Every summer, I head to Winona, Minnesota to teach in the Masters Program in Philanthropy and Development. This is one of the most meaningful experiences in my life. Intense. Focused. Full of cage-rattling questions and deep conversation and soul searching.
And every year, my student colleagues say such interesting things. Raise such important questions. Wrestle and challenge.
Consider this from Beth, Cohort 21: “I now had to stare down the ugly beast of reality. As an organization we cared more about ourselves than those who supported us and we were not very coy about it either. Our messaging made it clear, our attitudes reinforced it, and worst of all our leadership practices it from the top down. Based on our class dialogue I was painfully aware of so many of our organizational shortcomings but this one was akin to a mortal sin in the development world.”
Thanks Beth, for reminding us that – too often – we are all like this. Our organizations, our fund development operations – everything we do – is not sufficiently customer-centered.

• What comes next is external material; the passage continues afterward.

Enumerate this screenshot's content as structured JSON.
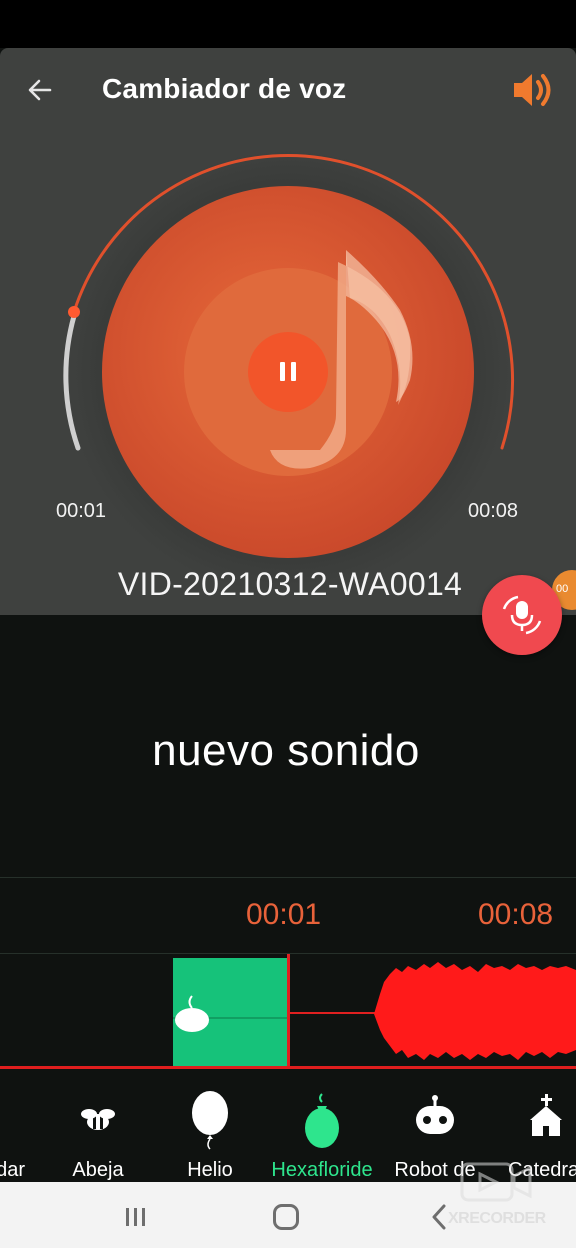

Customer-centered includes focusing on our clients and focusing on our donors. Yes, we can be mission-centered and client-centered and donor-centered. We can and we must.
Consider these thoughts from Ryan, also in Cohort 21: “Today in class we discussed what philanthropy and a culture of philanthropy looks like…
“What came to mind when I heard the word philanthropist? An extremely rich business man with enough money to create a full-time job out of managing his donations – Bill Gates and Warren Buffett.
“That’s pretty sad that I applied and wanted to get a masters degree in something that made me think of old, white men with too much money to handle.
“This lesson today helped me understand what philanthropy truly means – giving. A philanthropist is anyone who gives time and/or money, regardless of the amount.”
Thank you, Ryan, for reminding us all of that essential truth: Philanthropy is not reserved for the rich. Good fundaisers don’t focus on the rich. Philanthropy (and its partner fund development) is about more than money.
Read Robin Hood Was Right by Chuck Collins and Pam Rogers, an important and beautiful book. Read “Philanthropy’s Moral Dilemma,” the final chapter of my book Keep Your Donors – and posted as a monograph on this homepage.